— Exercise requirements —
Repeat the data word for word. Do not include the pictures.

Data in this exercise section start

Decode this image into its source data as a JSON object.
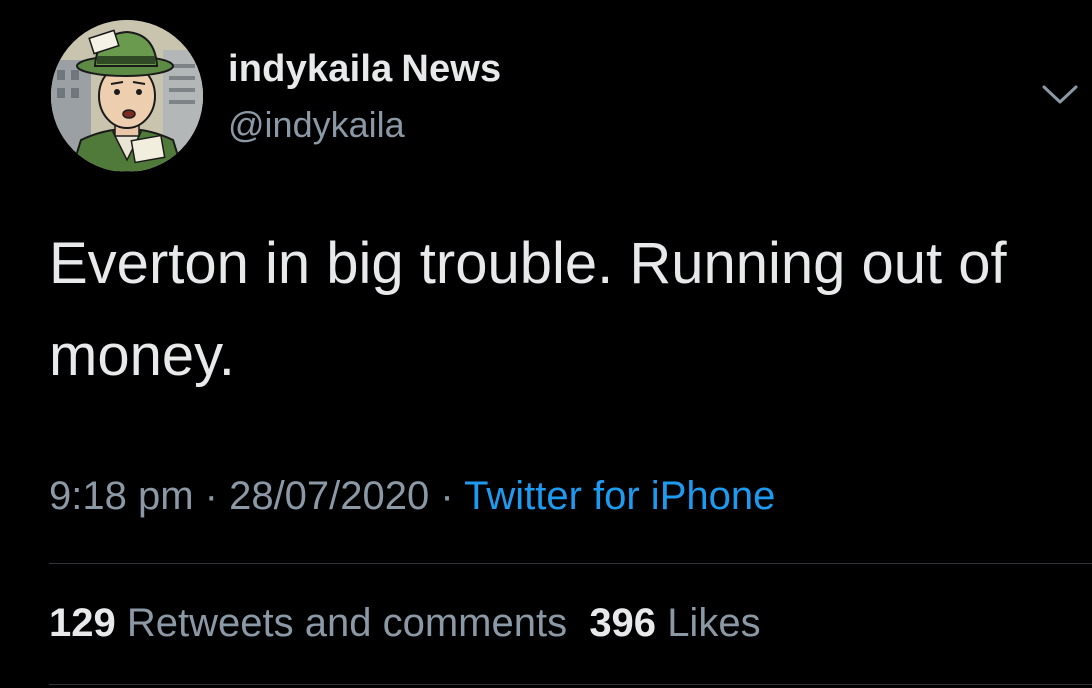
{
  "author": {
    "display_name": "indykaila",
    "label": "News",
    "handle": "@indykaila",
    "avatar_icon": "cartoon-reporter-avatar"
  },
  "menu": {
    "icon": "chevron-down-icon"
  },
  "tweet": {
    "text": "Everton in big trouble. Running out of money."
  },
  "meta": {
    "time": "9:18 pm",
    "sep1": " · ",
    "date": "28/07/2020",
    "sep2": " · ",
    "source": "Twitter for iPhone"
  },
  "stats": {
    "retweets_count": "129",
    "retweets_label": "Retweets and comments",
    "likes_count": "396",
    "likes_label": "Likes"
  },
  "colors": {
    "background": "#000000",
    "primary_text": "#e7e9ea",
    "secondary_text": "#8b98a5",
    "link": "#1d9bf0",
    "divider": "#2f3336"
  }
}
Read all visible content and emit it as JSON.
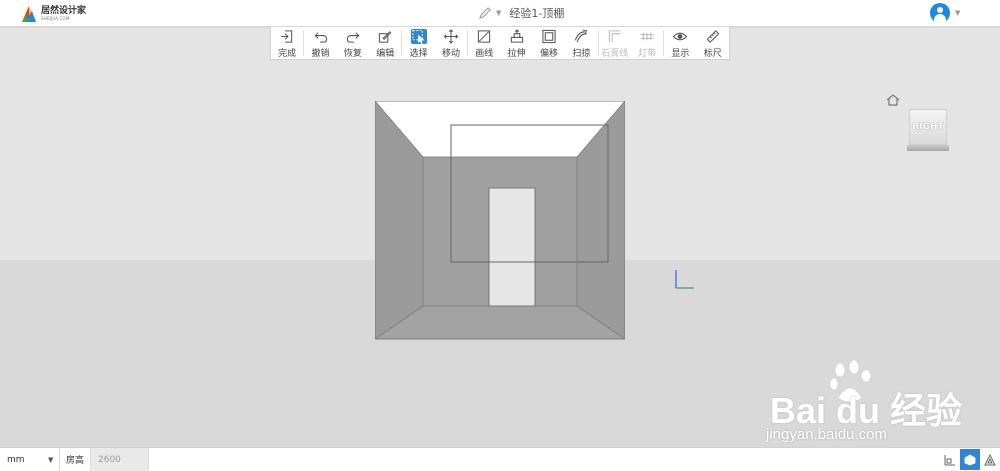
{
  "header": {
    "logo_text": "居然设计家",
    "logo_sub": "SHEJIJIA.COM",
    "doc_title": "经验1-顶棚"
  },
  "toolbar": {
    "items": [
      {
        "label": "完成",
        "icon": "finish-icon"
      },
      {
        "label": "撤销",
        "icon": "undo-icon"
      },
      {
        "label": "恢复",
        "icon": "redo-icon"
      },
      {
        "label": "编辑",
        "icon": "edit-icon"
      },
      {
        "label": "选择",
        "icon": "select-icon",
        "active": true
      },
      {
        "label": "移动",
        "icon": "move-icon"
      },
      {
        "label": "画线",
        "icon": "draw-line-icon"
      },
      {
        "label": "拉伸",
        "icon": "extrude-icon"
      },
      {
        "label": "偏移",
        "icon": "offset-icon"
      },
      {
        "label": "扫掠",
        "icon": "sweep-icon"
      },
      {
        "label": "石膏线",
        "icon": "plaster-line-icon",
        "disabled": true
      },
      {
        "label": "灯带",
        "icon": "light-strip-icon",
        "disabled": true
      },
      {
        "label": "显示",
        "icon": "display-icon"
      },
      {
        "label": "标尺",
        "icon": "ruler-icon"
      }
    ]
  },
  "viewcube": {
    "label": "RIGHT"
  },
  "watermark": {
    "brand": "Bai  du 经验",
    "url": "jingyan.baidu.com"
  },
  "statusbar": {
    "unit": "mm",
    "height_label": "房高",
    "height_value": "2600"
  },
  "colors": {
    "accent": "#2f86d6",
    "wall": "#9d9d9d",
    "floor": "#a3a3a3"
  }
}
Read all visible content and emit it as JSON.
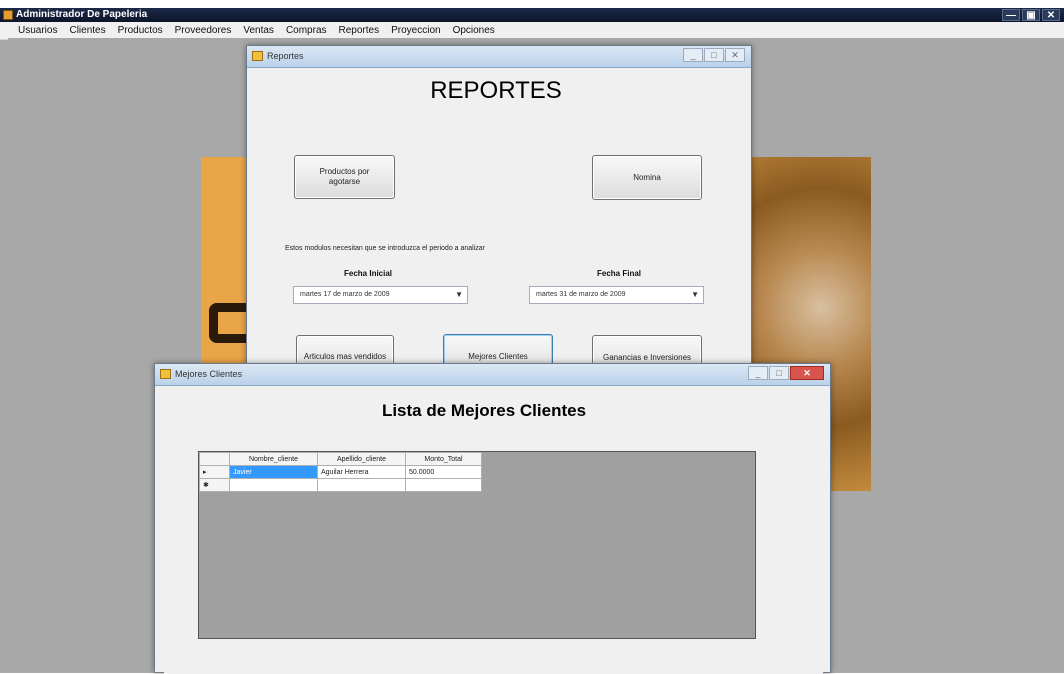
{
  "app": {
    "title": "Administrador De Papeleria",
    "controls": [
      "—",
      "▣",
      "✕"
    ],
    "menu": [
      "Usuarios",
      "Clientes",
      "Productos",
      "Proveedores",
      "Ventas",
      "Compras",
      "Reportes",
      "Proyeccion",
      "Opciones"
    ]
  },
  "reportes": {
    "window_title": "Reportes",
    "heading": "REPORTES",
    "btn_productos": "Productos por agotarse",
    "btn_nomina": "Nomina",
    "note": "Estos modulos necesitan que se introduzca el periodo a analizar",
    "fecha_inicial_label": "Fecha Inicial",
    "fecha_final_label": "Fecha Final",
    "fecha_inicial_value": "martes   17 de   marzo   de 2009",
    "fecha_final_value": "martes   31 de   marzo   de 2009",
    "btn_articulos": "Articulos mas vendidos",
    "btn_mejores": "Mejores Clientes",
    "btn_ganancias": "Ganancias e Inversiones"
  },
  "clientes": {
    "window_title": "Mejores Clientes",
    "heading": "Lista de Mejores Clientes",
    "columns": [
      "Nombre_cliente",
      "Apellido_cliente",
      "Monto_Total"
    ],
    "rows": [
      {
        "indicator": "▸",
        "nombre": "Javier",
        "apellido": "Aguilar Herrera",
        "monto": "50.0000"
      },
      {
        "indicator": "✱",
        "nombre": "",
        "apellido": "",
        "monto": ""
      }
    ]
  },
  "colors": {
    "background_gray": "#a8a8a8",
    "selection_blue": "#3399ff",
    "close_red": "#d9534f"
  }
}
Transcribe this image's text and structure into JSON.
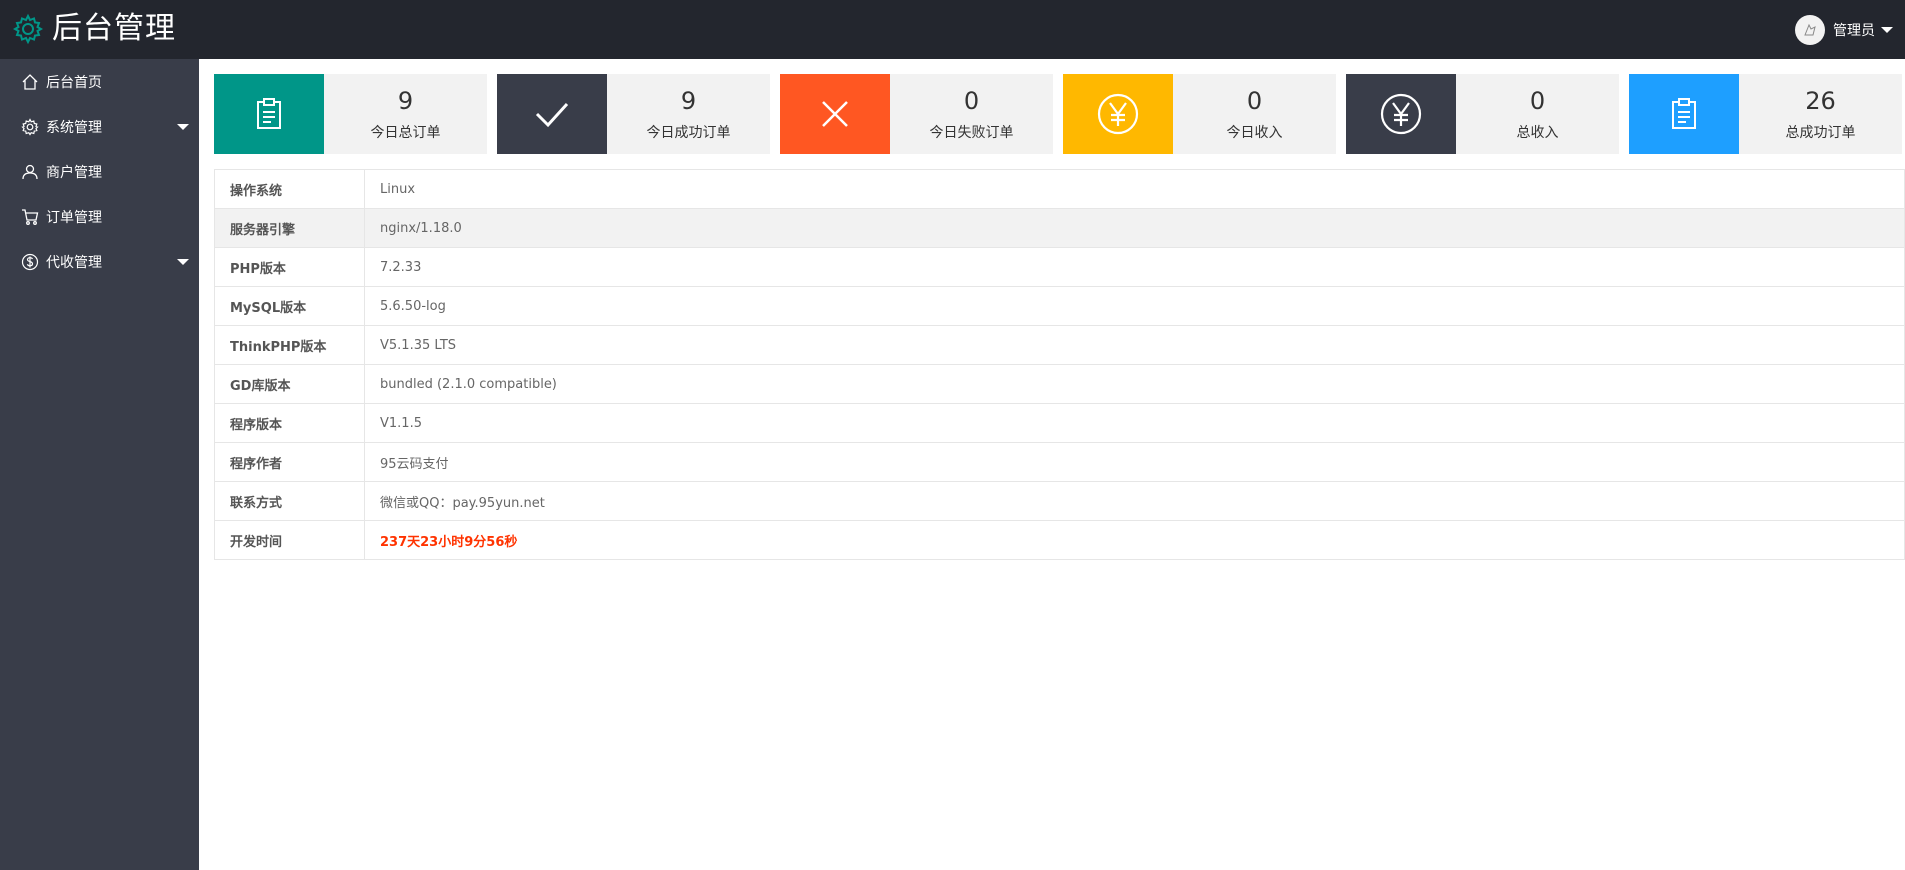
{
  "header": {
    "title": "后台管理",
    "user_name": "管理员",
    "logo_icon": "gear-icon",
    "accent_color": "#009688"
  },
  "sidebar": {
    "items": [
      {
        "label": "后台首页",
        "icon": "home-icon"
      },
      {
        "label": "系统管理",
        "icon": "gear-icon",
        "has_caret": true
      },
      {
        "label": "商户管理",
        "icon": "user-icon"
      },
      {
        "label": "订单管理",
        "icon": "cart-icon"
      },
      {
        "label": "代收管理",
        "icon": "dollar-icon",
        "has_caret": true
      }
    ]
  },
  "cards": [
    {
      "value": "9",
      "label": "今日总订单",
      "color": "#009688",
      "icon": "clipboard-icon"
    },
    {
      "value": "9",
      "label": "今日成功订单",
      "color": "#393d49",
      "icon": "check-icon"
    },
    {
      "value": "0",
      "label": "今日失败订单",
      "color": "#ff5722",
      "icon": "close-icon"
    },
    {
      "value": "0",
      "label": "今日收入",
      "color": "#ffb800",
      "icon": "yen-icon"
    },
    {
      "value": "0",
      "label": "总收入",
      "color": "#393d49",
      "icon": "yen-icon"
    },
    {
      "value": "26",
      "label": "总成功订单",
      "color": "#1e9fff",
      "icon": "clipboard-icon"
    }
  ],
  "info": {
    "rows": [
      {
        "key": "操作系统",
        "value": "Linux"
      },
      {
        "key": "服务器引擎",
        "value": "nginx/1.18.0"
      },
      {
        "key": "PHP版本",
        "value": "7.2.33"
      },
      {
        "key": "MySQL版本",
        "value": "5.6.50-log"
      },
      {
        "key": "ThinkPHP版本",
        "value": "V5.1.35 LTS"
      },
      {
        "key": "GD库版本",
        "value": "bundled (2.1.0 compatible)"
      },
      {
        "key": "程序版本",
        "value": "V1.1.5"
      },
      {
        "key": "程序作者",
        "value": "95云码支付"
      },
      {
        "key": "联系方式",
        "value": "微信或QQ：pay.95yun.net"
      },
      {
        "key": "开发时间",
        "value": "237天23小时9分56秒"
      }
    ],
    "highlight_color": "#ff3300"
  }
}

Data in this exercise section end

— Exercise output —
Decode this image into its source data as a JSON object.
{
  "author": {
    "display_name": "indykaila",
    "label": "News",
    "handle": "@indykaila",
    "avatar_icon": "cartoon-reporter-avatar"
  },
  "menu": {
    "icon": "chevron-down-icon"
  },
  "tweet": {
    "text": "Everton in big trouble. Running out of money."
  },
  "meta": {
    "time": "9:18 pm",
    "sep1": " · ",
    "date": "28/07/2020",
    "sep2": " · ",
    "source": "Twitter for iPhone"
  },
  "stats": {
    "retweets_count": "129",
    "retweets_label": "Retweets and comments",
    "likes_count": "396",
    "likes_label": "Likes"
  },
  "colors": {
    "background": "#000000",
    "primary_text": "#e7e9ea",
    "secondary_text": "#8b98a5",
    "link": "#1d9bf0",
    "divider": "#2f3336"
  }
}
Read all visible content and emit it as JSON.
{
  "header": {
    "logo_text": "居然设计家",
    "logo_sub": "SHEJIJIA.COM",
    "doc_title": "经验1-顶棚"
  },
  "toolbar": {
    "items": [
      {
        "label": "完成",
        "icon": "finish-icon"
      },
      {
        "label": "撤销",
        "icon": "undo-icon"
      },
      {
        "label": "恢复",
        "icon": "redo-icon"
      },
      {
        "label": "编辑",
        "icon": "edit-icon"
      },
      {
        "label": "选择",
        "icon": "select-icon",
        "active": true
      },
      {
        "label": "移动",
        "icon": "move-icon"
      },
      {
        "label": "画线",
        "icon": "draw-line-icon"
      },
      {
        "label": "拉伸",
        "icon": "extrude-icon"
      },
      {
        "label": "偏移",
        "icon": "offset-icon"
      },
      {
        "label": "扫掠",
        "icon": "sweep-icon"
      },
      {
        "label": "石膏线",
        "icon": "plaster-line-icon",
        "disabled": true
      },
      {
        "label": "灯带",
        "icon": "light-strip-icon",
        "disabled": true
      },
      {
        "label": "显示",
        "icon": "display-icon"
      },
      {
        "label": "标尺",
        "icon": "ruler-icon"
      }
    ]
  },
  "viewcube": {
    "label": "RIGHT"
  },
  "watermark": {
    "brand": "Bai  du 经验",
    "url": "jingyan.baidu.com"
  },
  "statusbar": {
    "unit": "mm",
    "height_label": "房高",
    "height_value": "2600"
  },
  "colors": {
    "accent": "#2f86d6",
    "wall": "#9d9d9d",
    "floor": "#a3a3a3"
  }
}
Read all visible content and emit it as JSON.
{
  "app": {
    "title": "Administrador De Papeleria",
    "controls": [
      "—",
      "▣",
      "✕"
    ],
    "menu": [
      "Usuarios",
      "Clientes",
      "Productos",
      "Proveedores",
      "Ventas",
      "Compras",
      "Reportes",
      "Proyeccion",
      "Opciones"
    ]
  },
  "reportes": {
    "window_title": "Reportes",
    "heading": "REPORTES",
    "btn_productos": "Productos por agotarse",
    "btn_nomina": "Nomina",
    "note": "Estos modulos necesitan que se introduzca el periodo a analizar",
    "fecha_inicial_label": "Fecha Inicial",
    "fecha_final_label": "Fecha Final",
    "fecha_inicial_value": "martes   17 de   marzo   de 2009",
    "fecha_final_value": "martes   31 de   marzo   de 2009",
    "btn_articulos": "Articulos mas vendidos",
    "btn_mejores": "Mejores Clientes",
    "btn_ganancias": "Ganancias e Inversiones"
  },
  "clientes": {
    "window_title": "Mejores Clientes",
    "heading": "Lista de Mejores Clientes",
    "columns": [
      "Nombre_cliente",
      "Apellido_cliente",
      "Monto_Total"
    ],
    "rows": [
      {
        "indicator": "▸",
        "nombre": "Javier",
        "apellido": "Aguilar Herrera",
        "monto": "50.0000"
      },
      {
        "indicator": "✱",
        "nombre": "",
        "apellido": "",
        "monto": ""
      }
    ]
  },
  "colors": {
    "background_gray": "#a8a8a8",
    "selection_blue": "#3399ff",
    "close_red": "#d9534f"
  }
}
Transcribe this image's text and structure into JSON.
{
  "header": {
    "title": "后台管理",
    "user_name": "管理员",
    "logo_icon": "gear-icon",
    "accent_color": "#009688"
  },
  "sidebar": {
    "items": [
      {
        "label": "后台首页",
        "icon": "home-icon"
      },
      {
        "label": "系统管理",
        "icon": "gear-icon",
        "has_caret": true
      },
      {
        "label": "商户管理",
        "icon": "user-icon"
      },
      {
        "label": "订单管理",
        "icon": "cart-icon"
      },
      {
        "label": "代收管理",
        "icon": "dollar-icon",
        "has_caret": true
      }
    ]
  },
  "cards": [
    {
      "value": "9",
      "label": "今日总订单",
      "color": "#009688",
      "icon": "clipboard-icon"
    },
    {
      "value": "9",
      "label": "今日成功订单",
      "color": "#393d49",
      "icon": "check-icon"
    },
    {
      "value": "0",
      "label": "今日失败订单",
      "color": "#ff5722",
      "icon": "close-icon"
    },
    {
      "value": "0",
      "label": "今日收入",
      "color": "#ffb800",
      "icon": "yen-icon"
    },
    {
      "value": "0",
      "label": "总收入",
      "color": "#393d49",
      "icon": "yen-icon"
    },
    {
      "value": "26",
      "label": "总成功订单",
      "color": "#1e9fff",
      "icon": "clipboard-icon"
    }
  ],
  "info": {
    "rows": [
      {
        "key": "操作系统",
        "value": "Linux"
      },
      {
        "key": "服务器引擎",
        "value": "nginx/1.18.0"
      },
      {
        "key": "PHP版本",
        "value": "7.2.33"
      },
      {
        "key": "MySQL版本",
        "value": "5.6.50-log"
      },
      {
        "key": "ThinkPHP版本",
        "value": "V5.1.35 LTS"
      },
      {
        "key": "GD库版本",
        "value": "bundled (2.1.0 compatible)"
      },
      {
        "key": "程序版本",
        "value": "V1.1.5"
      },
      {
        "key": "程序作者",
        "value": "95云码支付"
      },
      {
        "key": "联系方式",
        "value": "微信或QQ：pay.95yun.net"
      },
      {
        "key": "开发时间",
        "value": "237天23小时9分56秒"
      }
    ],
    "highlight_color": "#ff3300"
  }
}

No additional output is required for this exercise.